The blasphemy issues continue to flare-up in Pakistan. In fact, the Tehrik-i-Labbaik Pakistan (TLP) owes its emergence and strength to the issue of blasphemy as its avowed aim is to protect the honour of Holy Prophet Muhammad (peace be upon him) and demand tough punishments for those accused of insulting him. The recent funeral of the TLP founder, Khadim Hussain Rizvi, who died suddenly in Lahore reportedly broke the record for the biggest funeral in the city’s history. This should serve as an eye-opener as his party overtook most other religio-political parties in the course of a few years on the basis of its one-point agenda of opposing changes in the blasphemy laws.
Following the outbreak of the coronavirus, the state had to initiate emergency steps to cope with the challenge and provide better healthcare facilities to the citizens. Otherwise, healthcare was a low priority and services were concentrated in the cities. With the second wave of the virus now hitting Pakistan, there seems to be an urgency to make people comply with the standard operating procedures to prevent the spread of Covid-19. The lockdowns, however, could cause joblessness and affect businesses. The issue of smog, now an annual occurrence in Lahore and certain other places, has also received some attention.
Pakistani migrant workers finally got some attention when they were left stranded abroad, mostly in the Gulf states, following the Covid-19 pandemic. They tried to seek the government’s attention when they lost jobs and were unable to return home due to suspension of flights. The government took certain steps to help them even though those affected had suffered quite a bit by that time.
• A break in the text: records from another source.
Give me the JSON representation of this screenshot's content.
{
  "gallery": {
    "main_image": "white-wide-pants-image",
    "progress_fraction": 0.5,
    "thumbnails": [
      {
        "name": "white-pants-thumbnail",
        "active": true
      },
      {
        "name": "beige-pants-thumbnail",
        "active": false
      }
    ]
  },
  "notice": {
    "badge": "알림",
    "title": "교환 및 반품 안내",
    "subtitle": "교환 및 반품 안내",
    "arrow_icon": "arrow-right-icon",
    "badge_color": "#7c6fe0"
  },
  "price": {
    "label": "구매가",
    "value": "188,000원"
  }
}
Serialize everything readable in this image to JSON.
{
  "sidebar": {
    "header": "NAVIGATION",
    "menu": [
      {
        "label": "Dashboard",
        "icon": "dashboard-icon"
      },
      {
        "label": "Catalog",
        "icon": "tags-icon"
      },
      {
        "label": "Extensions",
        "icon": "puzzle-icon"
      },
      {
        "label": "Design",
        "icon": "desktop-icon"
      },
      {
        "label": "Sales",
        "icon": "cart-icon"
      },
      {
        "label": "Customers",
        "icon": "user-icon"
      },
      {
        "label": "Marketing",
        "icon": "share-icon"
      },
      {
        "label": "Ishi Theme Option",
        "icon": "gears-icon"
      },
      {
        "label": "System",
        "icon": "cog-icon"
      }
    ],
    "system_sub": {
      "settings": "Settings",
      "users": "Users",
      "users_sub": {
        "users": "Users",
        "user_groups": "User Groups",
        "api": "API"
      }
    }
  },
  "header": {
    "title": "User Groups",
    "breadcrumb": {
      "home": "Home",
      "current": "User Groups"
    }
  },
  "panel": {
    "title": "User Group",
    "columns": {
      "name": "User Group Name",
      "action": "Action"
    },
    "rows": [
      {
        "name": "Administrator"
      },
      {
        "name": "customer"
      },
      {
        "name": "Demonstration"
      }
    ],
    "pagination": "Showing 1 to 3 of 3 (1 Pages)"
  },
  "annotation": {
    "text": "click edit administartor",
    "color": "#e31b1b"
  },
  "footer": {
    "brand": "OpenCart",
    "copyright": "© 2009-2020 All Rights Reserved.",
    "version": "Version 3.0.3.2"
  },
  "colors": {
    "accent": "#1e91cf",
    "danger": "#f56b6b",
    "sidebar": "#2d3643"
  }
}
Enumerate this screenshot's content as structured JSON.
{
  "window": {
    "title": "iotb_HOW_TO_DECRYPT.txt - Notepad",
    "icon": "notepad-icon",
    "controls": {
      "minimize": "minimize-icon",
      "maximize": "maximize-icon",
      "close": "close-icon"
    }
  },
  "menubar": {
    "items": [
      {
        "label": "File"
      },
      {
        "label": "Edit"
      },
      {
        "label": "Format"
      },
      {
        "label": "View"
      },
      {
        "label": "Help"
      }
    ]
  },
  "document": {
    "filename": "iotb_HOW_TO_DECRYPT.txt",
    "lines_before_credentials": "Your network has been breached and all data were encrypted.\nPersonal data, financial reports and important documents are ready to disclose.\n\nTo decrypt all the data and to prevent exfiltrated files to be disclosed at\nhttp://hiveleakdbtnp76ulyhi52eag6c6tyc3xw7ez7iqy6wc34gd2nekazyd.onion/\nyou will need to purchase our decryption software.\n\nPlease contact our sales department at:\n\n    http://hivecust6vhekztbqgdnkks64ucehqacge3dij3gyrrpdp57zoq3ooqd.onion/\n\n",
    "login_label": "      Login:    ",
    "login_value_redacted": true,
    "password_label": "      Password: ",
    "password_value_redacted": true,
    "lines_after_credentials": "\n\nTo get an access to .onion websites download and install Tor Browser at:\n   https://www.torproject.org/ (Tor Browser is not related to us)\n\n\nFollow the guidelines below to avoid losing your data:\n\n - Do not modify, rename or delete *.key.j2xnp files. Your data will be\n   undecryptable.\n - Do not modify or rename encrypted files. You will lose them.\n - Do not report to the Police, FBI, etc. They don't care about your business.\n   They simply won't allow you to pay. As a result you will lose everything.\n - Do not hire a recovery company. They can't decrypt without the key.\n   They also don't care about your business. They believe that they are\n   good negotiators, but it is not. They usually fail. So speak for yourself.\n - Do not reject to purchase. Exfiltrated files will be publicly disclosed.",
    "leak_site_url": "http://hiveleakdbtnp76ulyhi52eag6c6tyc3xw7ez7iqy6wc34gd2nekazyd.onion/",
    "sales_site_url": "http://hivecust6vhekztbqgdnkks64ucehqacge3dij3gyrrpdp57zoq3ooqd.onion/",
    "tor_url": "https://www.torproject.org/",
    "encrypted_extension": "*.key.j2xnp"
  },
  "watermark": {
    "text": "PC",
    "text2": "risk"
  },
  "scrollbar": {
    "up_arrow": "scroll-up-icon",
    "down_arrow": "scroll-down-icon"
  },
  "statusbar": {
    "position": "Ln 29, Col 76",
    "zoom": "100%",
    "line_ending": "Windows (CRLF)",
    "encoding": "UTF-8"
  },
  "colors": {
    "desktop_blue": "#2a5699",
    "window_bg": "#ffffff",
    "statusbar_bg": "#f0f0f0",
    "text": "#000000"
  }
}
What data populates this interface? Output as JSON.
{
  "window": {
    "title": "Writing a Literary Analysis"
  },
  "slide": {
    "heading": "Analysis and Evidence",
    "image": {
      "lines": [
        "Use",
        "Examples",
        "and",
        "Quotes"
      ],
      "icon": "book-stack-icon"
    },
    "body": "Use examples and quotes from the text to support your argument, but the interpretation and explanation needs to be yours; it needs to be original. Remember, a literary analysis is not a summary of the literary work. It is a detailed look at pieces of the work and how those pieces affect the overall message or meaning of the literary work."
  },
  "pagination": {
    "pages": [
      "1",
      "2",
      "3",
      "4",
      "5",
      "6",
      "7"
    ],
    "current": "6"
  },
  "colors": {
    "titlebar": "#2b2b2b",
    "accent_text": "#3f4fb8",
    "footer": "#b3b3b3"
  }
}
The writer is resident editor of The News in Peshawar. He can be reached at [email protected]